By Elizabeth S. Craig, @elizabethscraig
One of the most important aspects of the cozy mystery is the puzzle itself. Aside from character development, the puzzle is the most important part of the mystery. Mystery readers tend to be avid readers who are practiced at looking for clues to the killer. Here are some thoughts about how to make sure the readers don’t solve our puzzle before we want them to.
Red herrings: To keep readers guessing, we need to provide some false leads for our sleuth. These leads frequently come from other suspects, but they can come from some of the physical (usually not forensic in a cozy) evidence surrounding the crime (something out of place, something missing, something there that shouldn’t be there).
To make it more difficult for our sleuth and readers, the sleuth can try to sort through suspects’ information and find out what’s true, what’s a lie, and what’s just someone being an unreliable witness.
I think it’s less frustrating when there’s a limit for each red herring—when they don’t last the entire length of the book. If we’ve led our readers to believe that it’s all about an inheritance for the whole story and then we change the motive at the very end, if we don’t handle that well and lay a couple of clues for that motive somewhere earlier in the story, readers may feel cheated.
Clues can point to motive and suspects. To be very fair to the reader, it’s probably best to have a few subtle clues scattered throughout the story. Clues can be verbal—something that contradicts a suspect’s alibi or that points to a possible motive for murder. Clues can be physical—a suitcase in the back room. Clues can even result from insights our sleuth gets into the suspects’ characters. That’s one reason why our investigation isn’t just about the crime—it’s about the people who might be involved.

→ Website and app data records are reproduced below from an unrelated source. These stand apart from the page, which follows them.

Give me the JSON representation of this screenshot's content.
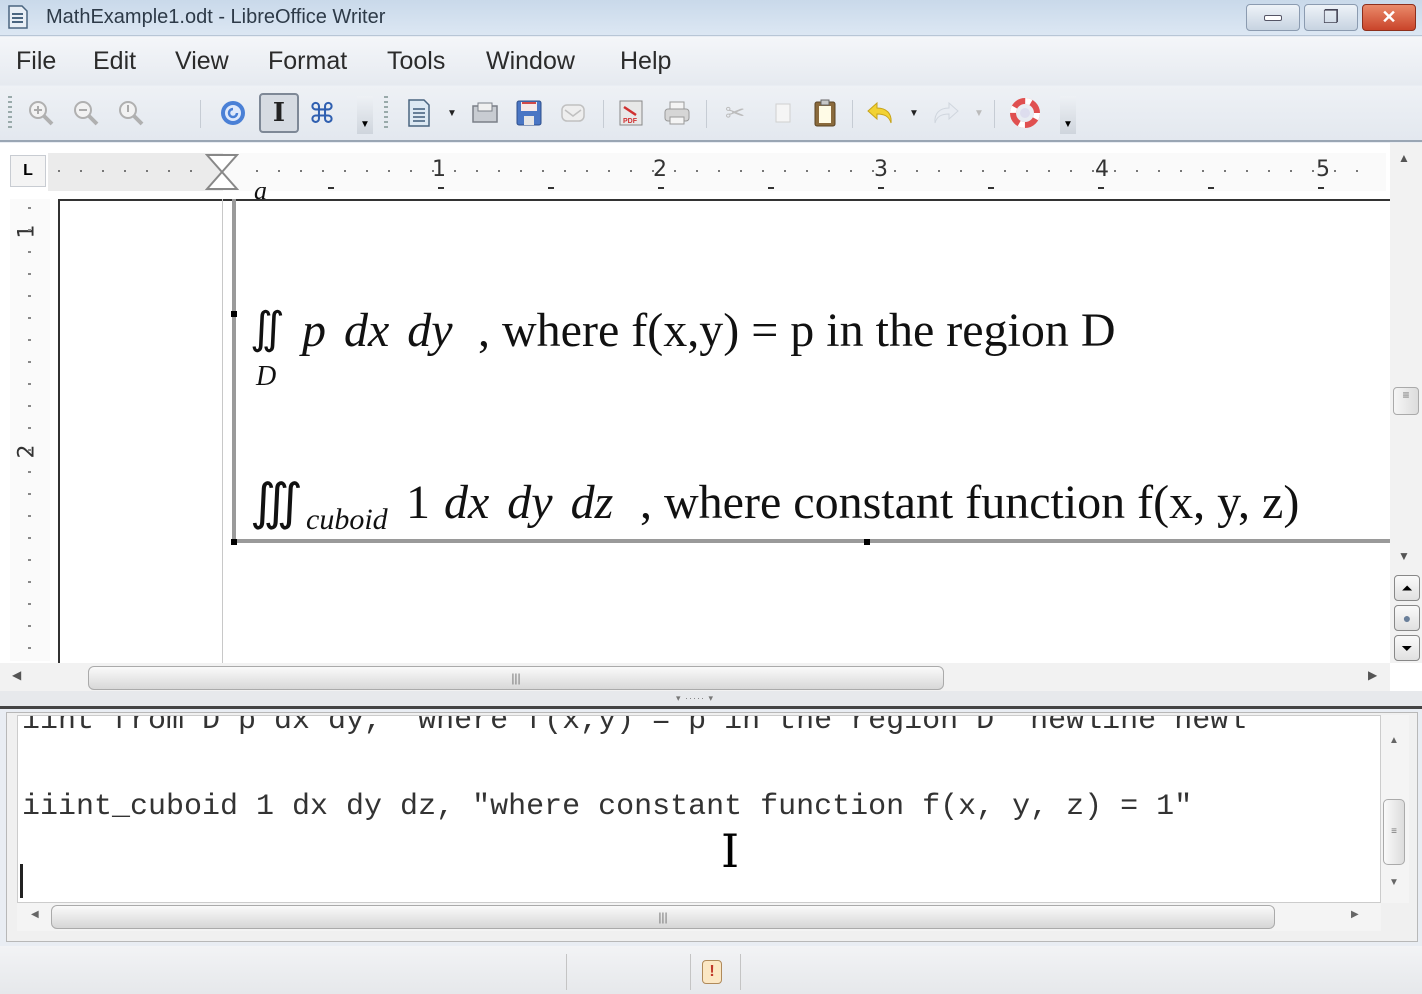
{
  "window": {
    "title": "MathExample1.odt - LibreOffice Writer",
    "controls": {
      "minimize": "—",
      "restore": "❐",
      "close": "✕"
    }
  },
  "menu": [
    {
      "label": "File",
      "mnemonic": "F"
    },
    {
      "label": "Edit",
      "mnemonic": "E"
    },
    {
      "label": "View",
      "mnemonic": "V"
    },
    {
      "label": "Format",
      "mnemonic": "o"
    },
    {
      "label": "Tools",
      "mnemonic": "T"
    },
    {
      "label": "Window",
      "mnemonic": "W"
    },
    {
      "label": "Help",
      "mnemonic": "H"
    }
  ],
  "toolbar": {
    "items": [
      {
        "name": "zoom-in-icon",
        "glyph": "🔍",
        "enabled": false
      },
      {
        "name": "zoom-out-icon",
        "glyph": "🔍",
        "enabled": false
      },
      {
        "name": "zoom-100-icon",
        "glyph": "🔍",
        "enabled": false
      },
      {
        "name": "update-icon",
        "glyph": "↻",
        "enabled": true
      },
      {
        "name": "formula-cursor-icon",
        "glyph": "I",
        "enabled": true,
        "pressed": true
      },
      {
        "name": "symbols-icon",
        "glyph": "⌘",
        "enabled": true
      },
      {
        "name": "new-document-icon",
        "glyph": "▤",
        "enabled": true
      },
      {
        "name": "open-icon",
        "glyph": "▭",
        "enabled": true
      },
      {
        "name": "save-icon",
        "glyph": "💾",
        "enabled": true
      },
      {
        "name": "email-icon",
        "glyph": "✉",
        "enabled": false
      },
      {
        "name": "export-pdf-icon",
        "glyph": "PDF",
        "enabled": true
      },
      {
        "name": "print-icon",
        "glyph": "⎙",
        "enabled": true
      },
      {
        "name": "cut-icon",
        "glyph": "✂",
        "enabled": false
      },
      {
        "name": "copy-icon",
        "glyph": "❐",
        "enabled": false
      },
      {
        "name": "paste-icon",
        "glyph": "📋",
        "enabled": true
      },
      {
        "name": "undo-icon",
        "glyph": "↶",
        "enabled": true
      },
      {
        "name": "redo-icon",
        "glyph": "↷",
        "enabled": false
      },
      {
        "name": "help-icon",
        "glyph": "⊕",
        "enabled": true
      }
    ]
  },
  "ruler": {
    "corner": "L",
    "horizontal_numbers": [
      "1",
      "2",
      "3",
      "4",
      "5"
    ],
    "vertical_numbers": [
      "1",
      "2"
    ]
  },
  "document": {
    "top_clipped": "a",
    "formula1": {
      "integral": "∬",
      "subscript": "D",
      "italic": "p dx dy",
      "rest": ", where f(x,y) = p in the region D"
    },
    "formula2": {
      "integral": "∭",
      "subscript": "cuboid",
      "one": "1",
      "italic": "dx dy dz",
      "rest": ", where constant function f(x, y, z)"
    }
  },
  "editor": {
    "line1": "iint from D p dx dy, \"where f(x,y) = p in the region D\" newline newl",
    "line2": "iiint_cuboid 1 dx dy dz, \"where constant function f(x, y, z) = 1\"",
    "line3": ""
  },
  "statusbar": {
    "warning_icon": "!"
  }
}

It’s very tricky to use our sleight of hand with mystery readers. They’re extremely savvy readers who usually read a lot of mysteries each month. They’ll frequently believe any extraneous detail must be a clue (which is why we need to be careful about wrapping up anything that seems like a loose end or a Chekhov’s gun at the end of the book).
I’ve found the best ways to slip clues under the radar are to lay them near the beginning of the story and then introduce things that seem more interesting (the victim’s body, perhaps), and then continue laying them out throughout the book but being very careful to distract from them (maybe with an argument between two suspects, etc.). It also helps to have an especially well-thought-out red herring near the end of the story to lead the sleuth and reader in an entirely different direction.
This probably goes without saying, but the puzzle has to be fair. Modern mystery readers won’t be happy if the killer is someone who was introduced at the very end of our story, etc. The modern mystery reader expects to be able to solve the mystery alongside the sleuth—it’s an almost interactive experience, or it needs to be.
The murderer: Occasionally, I’ve come to the end of my book and realized that I didn’t care for my choice of killer. Occasionally, I’ve come to the end of my book, sent it off to my trad pub editor, and she didn’t like my choice of killer. The good news is that this is relatively easy to change. Even better, because we set the story to point to one particular suspect, a change (if we leave in the original clues, which are now red herrings) can mean the mystery is harder for readers to solve.
Any tips that I’ve missed for making a good puzzle in our cozy mystery?Tips for creating a good puzzle for our cozy mystery: Click To Tweet